ALBUQUERQUE, N.M. (AP) — The number of illegal immigrants apprehended along the Mexico-New Mexico border is expected to drop again and is following a steep decline that began five years ago, according to officials at the U.S. Customs and Border Protection.
The fiscal year ending Oct. 1 will see another big decrease from the prior year and is likely a result of more border patrol agents and new technology infrastructure, said agency spokesman Doug Mosier.
Mosier said the arrests are a 90 percent drop from five years ago in the El Paso sector, which covers New Mexico and two Texas counties. He said in the early 1990s the sector was sometimes experiencing 1,000 apprehensions a day. Today, that number is around 20 to 30 a day, he said.
“We have better systems in place…new agents and new technology that are helping,” said Mosier. “We are trying to remain proactive.”
Final apprehension numbers are expected to be released after the fiscal year.
Last year, Randy Hill, chief of the U.S. Border Patrol’s El Paso sector, said officers apprehended 7,800 immigrants during the 2009-2010 fiscal year in New Mexico. More than 76,000 immigrants were arrested in New Mexico during the 2004-05 fiscal year.
Hill said last year that officials acknowledged that slightly less than three-quarters of the sector’s 268 miles of border are considered “under control” by Border Patrol standards.
Cristina Parker, a spokeswoman for the Border Network for Human Rights, an immigrant advocacy group based in El Paso, Texas, said she feared that the drop in apprehensions showed that would-be immigrants are foregoing trying to cross through urban areas for remote, deadly terrains.
“I think people are now opting to cross through dangerous areas and we are seeing more migrant deaths,” said Parker. “That’s what these numbers don’t show.”
The group opened a new office in Anthony, N.M. on Friday aimed at helping immigrants with civil rights and advocacy issues.

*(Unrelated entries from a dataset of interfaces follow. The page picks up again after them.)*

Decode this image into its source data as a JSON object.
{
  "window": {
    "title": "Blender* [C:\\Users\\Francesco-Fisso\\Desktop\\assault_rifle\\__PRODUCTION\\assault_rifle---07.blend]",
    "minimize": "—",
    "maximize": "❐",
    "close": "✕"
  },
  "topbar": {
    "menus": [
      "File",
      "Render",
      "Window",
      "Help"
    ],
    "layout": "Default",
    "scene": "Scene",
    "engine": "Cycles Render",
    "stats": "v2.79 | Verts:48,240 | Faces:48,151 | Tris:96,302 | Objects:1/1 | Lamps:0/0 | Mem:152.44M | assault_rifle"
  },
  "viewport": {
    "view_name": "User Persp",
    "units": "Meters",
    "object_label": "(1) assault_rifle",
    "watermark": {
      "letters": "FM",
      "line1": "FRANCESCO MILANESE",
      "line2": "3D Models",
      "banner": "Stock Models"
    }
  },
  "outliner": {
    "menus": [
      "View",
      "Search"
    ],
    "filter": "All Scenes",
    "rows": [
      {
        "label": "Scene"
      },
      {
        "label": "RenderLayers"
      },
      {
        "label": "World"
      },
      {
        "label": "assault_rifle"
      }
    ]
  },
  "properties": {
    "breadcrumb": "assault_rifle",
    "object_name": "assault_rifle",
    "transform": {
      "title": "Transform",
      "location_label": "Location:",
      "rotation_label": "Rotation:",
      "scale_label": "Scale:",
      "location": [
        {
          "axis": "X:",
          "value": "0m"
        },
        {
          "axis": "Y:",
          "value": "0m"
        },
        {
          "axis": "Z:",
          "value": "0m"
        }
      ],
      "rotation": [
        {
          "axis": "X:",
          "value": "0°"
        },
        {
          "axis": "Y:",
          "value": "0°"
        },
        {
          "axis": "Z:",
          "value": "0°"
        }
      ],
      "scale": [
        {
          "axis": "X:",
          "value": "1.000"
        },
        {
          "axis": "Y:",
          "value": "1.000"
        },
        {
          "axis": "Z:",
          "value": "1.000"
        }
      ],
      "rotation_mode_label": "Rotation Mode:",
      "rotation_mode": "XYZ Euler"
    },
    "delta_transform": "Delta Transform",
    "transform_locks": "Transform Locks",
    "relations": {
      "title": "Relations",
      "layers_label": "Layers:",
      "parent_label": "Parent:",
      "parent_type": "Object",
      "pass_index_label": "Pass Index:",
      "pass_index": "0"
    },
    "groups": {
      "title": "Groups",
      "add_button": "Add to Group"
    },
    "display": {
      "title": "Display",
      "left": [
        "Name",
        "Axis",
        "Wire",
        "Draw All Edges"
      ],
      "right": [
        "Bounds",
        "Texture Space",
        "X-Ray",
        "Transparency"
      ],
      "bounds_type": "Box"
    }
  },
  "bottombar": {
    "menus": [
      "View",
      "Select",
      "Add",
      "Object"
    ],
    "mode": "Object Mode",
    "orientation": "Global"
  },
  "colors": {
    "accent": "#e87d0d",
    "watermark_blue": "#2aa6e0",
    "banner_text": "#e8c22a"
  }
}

News of the latest apprehension numbers comes as the U.S. Border Patrol plans to build an Animas Valley forward operating base despite objections by some ranchers over the location. The Hidalgo County ranchers say the agency’s preferred site is hard to see and won’t serve as a deterrent for those trying to cross into the U.S. illegally or trafficking drugs. They want the site built 13 miles away and want it more visible.
An environmental review says the base, regardless of which site is selected, will hold a heliport, horse corrals and modular buildings capable of housing up to 16 federal agents, who’ll stay for short-term spans.